Exercise inputs:
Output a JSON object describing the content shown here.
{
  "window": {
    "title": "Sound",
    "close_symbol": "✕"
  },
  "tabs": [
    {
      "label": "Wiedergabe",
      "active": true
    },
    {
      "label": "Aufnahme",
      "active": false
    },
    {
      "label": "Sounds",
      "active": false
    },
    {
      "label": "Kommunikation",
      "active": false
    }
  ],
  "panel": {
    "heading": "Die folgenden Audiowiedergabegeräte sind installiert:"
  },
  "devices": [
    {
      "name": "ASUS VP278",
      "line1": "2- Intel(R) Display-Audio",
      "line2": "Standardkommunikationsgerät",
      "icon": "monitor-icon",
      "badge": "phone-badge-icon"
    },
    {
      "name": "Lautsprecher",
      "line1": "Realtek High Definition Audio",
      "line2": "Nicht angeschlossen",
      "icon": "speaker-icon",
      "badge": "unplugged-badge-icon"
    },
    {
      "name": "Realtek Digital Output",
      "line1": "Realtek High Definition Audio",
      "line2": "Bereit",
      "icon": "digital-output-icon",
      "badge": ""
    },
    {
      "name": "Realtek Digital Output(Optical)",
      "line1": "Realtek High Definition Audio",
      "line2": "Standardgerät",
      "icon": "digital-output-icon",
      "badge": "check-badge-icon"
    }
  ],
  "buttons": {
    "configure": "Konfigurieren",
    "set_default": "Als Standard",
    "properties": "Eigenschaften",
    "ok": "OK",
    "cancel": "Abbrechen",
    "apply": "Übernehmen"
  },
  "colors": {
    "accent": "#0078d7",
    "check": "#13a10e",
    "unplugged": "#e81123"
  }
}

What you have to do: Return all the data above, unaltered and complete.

Task output:
Output a JSON object describing the content shown here.
{
  "window": {
    "title": "Sound",
    "close_symbol": "✕"
  },
  "tabs": [
    {
      "label": "Wiedergabe",
      "active": true
    },
    {
      "label": "Aufnahme",
      "active": false
    },
    {
      "label": "Sounds",
      "active": false
    },
    {
      "label": "Kommunikation",
      "active": false
    }
  ],
  "panel": {
    "heading": "Die folgenden Audiowiedergabegeräte sind installiert:"
  },
  "devices": [
    {
      "name": "ASUS VP278",
      "line1": "2- Intel(R) Display-Audio",
      "line2": "Standardkommunikationsgerät",
      "icon": "monitor-icon",
      "badge": "phone-badge-icon"
    },
    {
      "name": "Lautsprecher",
      "line1": "Realtek High Definition Audio",
      "line2": "Nicht angeschlossen",
      "icon": "speaker-icon",
      "badge": "unplugged-badge-icon"
    },
    {
      "name": "Realtek Digital Output",
      "line1": "Realtek High Definition Audio",
      "line2": "Bereit",
      "icon": "digital-output-icon",
      "badge": ""
    },
    {
      "name": "Realtek Digital Output(Optical)",
      "line1": "Realtek High Definition Audio",
      "line2": "Standardgerät",
      "icon": "digital-output-icon",
      "badge": "check-badge-icon"
    }
  ],
  "buttons": {
    "configure": "Konfigurieren",
    "set_default": "Als Standard",
    "properties": "Eigenschaften",
    "ok": "OK",
    "cancel": "Abbrechen",
    "apply": "Übernehmen"
  },
  "colors": {
    "accent": "#0078d7",
    "check": "#13a10e",
    "unplugged": "#e81123"
  }
}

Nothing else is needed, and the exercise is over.